> [What the task requires]: Find every line of the data below that has "value" in it. Reply with the number only.

> [Source material]:

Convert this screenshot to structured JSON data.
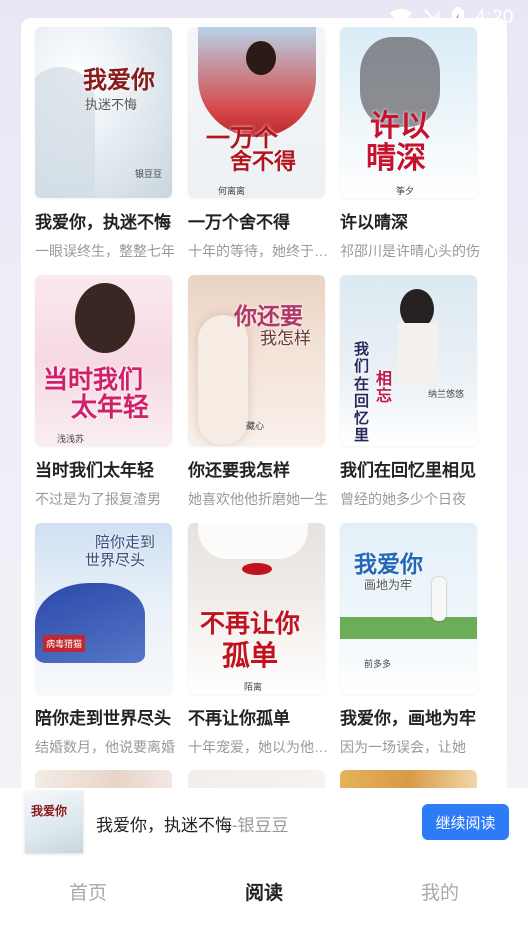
{
  "status_bar": {
    "time": "4:20"
  },
  "books": [
    {
      "title": "我爱你，执迷不悔",
      "desc": "一眼误终生，整整七年",
      "cover_title": "我爱你",
      "cover_sub": "执迷不悔",
      "cover_author": "银豆豆"
    },
    {
      "title": "一万个舍不得",
      "desc": "十年的等待，她终于等到了",
      "cover_title": "一万个",
      "cover_sub": "舍不得",
      "cover_author": "何离离"
    },
    {
      "title": "许以晴深",
      "desc": "祁邵川是许晴心头的伤",
      "cover_title": "许以",
      "cover_sub": "晴深",
      "cover_author": "筝夕"
    },
    {
      "title": "当时我们太年轻",
      "desc": "不过是为了报复渣男",
      "cover_title": "当时我们",
      "cover_sub": "太年轻",
      "cover_author": "浅浅苏"
    },
    {
      "title": "你还要我怎样",
      "desc": "她喜欢他他折磨她一生",
      "cover_title": "你还要",
      "cover_sub": "我怎样",
      "cover_author": "藏心"
    },
    {
      "title": "我们在回忆里相见",
      "desc": "曾经的她多少个日夜",
      "cover_title": "我们在回忆里",
      "cover_sub": "相忘",
      "cover_author": "纳兰悠悠"
    },
    {
      "title": "陪你走到世界尽头",
      "desc": "结婚数月，他说要离婚",
      "cover_title": "陪你走到",
      "cover_sub": "世界尽头",
      "cover_author": "病毒猎猫"
    },
    {
      "title": "不再让你孤单",
      "desc": "十年宠爱，她以为他爱她",
      "cover_title": "不再让你",
      "cover_sub": "孤单",
      "cover_author": "陌离"
    },
    {
      "title": "我爱你，画地为牢",
      "desc": "因为一场误会，让她",
      "cover_title": "我爱你",
      "cover_sub": "画地为牢",
      "cover_author": "前多多"
    }
  ],
  "mini_player": {
    "book_title": "我爱你，执迷不悔",
    "author": "-银豆豆",
    "cover_text": "我爱你",
    "button_label": "继续阅读"
  },
  "tabs": [
    {
      "label": "首页"
    },
    {
      "label": "阅读"
    },
    {
      "label": "我的"
    }
  ],
  "colors": {
    "accent": "#2d7bf6",
    "active_tab": "#222222",
    "inactive_tab": "#aaaaaa"
  }
}
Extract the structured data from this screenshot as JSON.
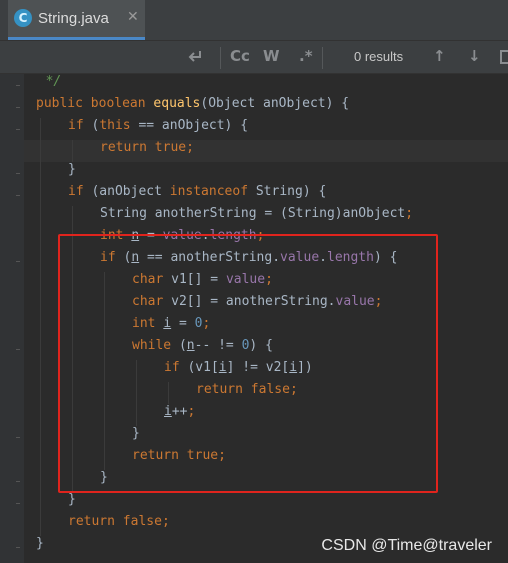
{
  "tab": {
    "icon": "java-class-icon",
    "icon_glyph": "C",
    "title": "String.java",
    "close_glyph": "✕"
  },
  "findbar": {
    "icons": [
      "replace-arrow-icon",
      "match-case-icon",
      "whole-words-icon",
      "regex-icon"
    ],
    "match_case_label": "Cc",
    "whole_words_label": "W",
    "regex_label": ".*",
    "results": "0 results",
    "prev_glyph": "↑",
    "next_glyph": "↓"
  },
  "code": [
    "*/",
    "public boolean equals(Object anObject) {",
    "if (this == anObject) {",
    "return true;",
    "}",
    "if (anObject instanceof String) {",
    "String anotherString = (String)anObject;",
    "int n = value.length;",
    "if (n == anotherString.value.length) {",
    "char v1[] = value;",
    "char v2[] = anotherString.value;",
    "int i = 0;",
    "while (n-- != 0) {",
    "if (v1[i] != v2[i])",
    "return false;",
    "i++;",
    "}",
    "return true;",
    "}",
    "}",
    "return false;",
    "}"
  ],
  "watermark": "CSDN @Time@traveler",
  "colors": {
    "keyword": "#cc7832",
    "method": "#ffc66d",
    "field": "#9876aa",
    "number": "#6897bb",
    "comment": "#629755",
    "highlight_box": "#e0241d"
  }
}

> [Response]: 4